In the past several years, legislators have returned to this theme, with more suggested constitutional amendments, mostly referring the matter to commissions at arms-length from the legislature, since members are barred from directly increasing salary levels for themselves by the constitution. The issue will resurface again this coming session.
This time, there is a new crop of legislators—many of them younger women trying to juggle families, COVID, and the need to quickly gain understanding of complex issues like utility regulation, broadband, and water rights. Rep. Tara Lujan, who considers herself a member of a “working moms” caucus in the House, is trying to homeschool her second-grader and get up-to-speed on the issues in nine different interim committees. She had to quit her full-time job because it conflicted with legislative service, which now takes up all her time. She’s living off her savings. “It’s unsustainable,” she says.
“All that juggling affects who can serve,” says another new House member, Rep. Linda Serrato, from Santa Fe. “Society has changed.
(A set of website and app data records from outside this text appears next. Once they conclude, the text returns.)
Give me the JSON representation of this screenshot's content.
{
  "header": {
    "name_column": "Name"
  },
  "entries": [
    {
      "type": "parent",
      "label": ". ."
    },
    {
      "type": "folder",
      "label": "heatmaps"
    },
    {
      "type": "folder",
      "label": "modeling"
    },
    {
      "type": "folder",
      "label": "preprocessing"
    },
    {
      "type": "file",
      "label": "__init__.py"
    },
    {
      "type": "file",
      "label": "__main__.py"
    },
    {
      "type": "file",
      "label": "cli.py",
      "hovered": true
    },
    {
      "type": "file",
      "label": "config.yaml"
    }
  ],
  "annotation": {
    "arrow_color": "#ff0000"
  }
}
We used to be able to depend on abuelos or grandparents to help with childcare, but times have changed.” Serrato says that she really wants to give the issues her full attention but, without staff, it’s difficult. She and another legislator are currently sharing a part-time college student to assist them. “Otherwise, you end up depending on lobbyists for information. It’s not the same as a staff.”
Both legislators said a salary would make all the difference. Lujan said she would not have to look for work and Serrato said it would allow her to give up her day job.
Perhaps the best example of how the lack of salary affects who can serve is former Rep. Linda Trujillo, also from Santa Fe. Now employed by the state, she quit the citizen legislature in July 2020, in the middle of her term. A lawyer, she had cut back her practice by 25% and said she simply could not make ends meet.
“I’m not the only one who is financially struggling in the legislature,” Trujillo told the Santa Fe New Mexican at the time.
The cost of public service is limiting those who run and serve, with younger, working-age legislators with lower incomes than those who own businesses or are retired still in the minority—and burning out. The policies that come out of the antiquated structure, set by the constitution in 1912, are not the flexible, innovative, representative ones we deserve.
It’s long past time to enter the modern era, with a salaried legislature, a longer session, and a staff that reduces dependence on lobbyists and allows elected representatives and senators to better serve their constituents.
Dede Feldman currently serves as a consultant to Common Cause New Mexico.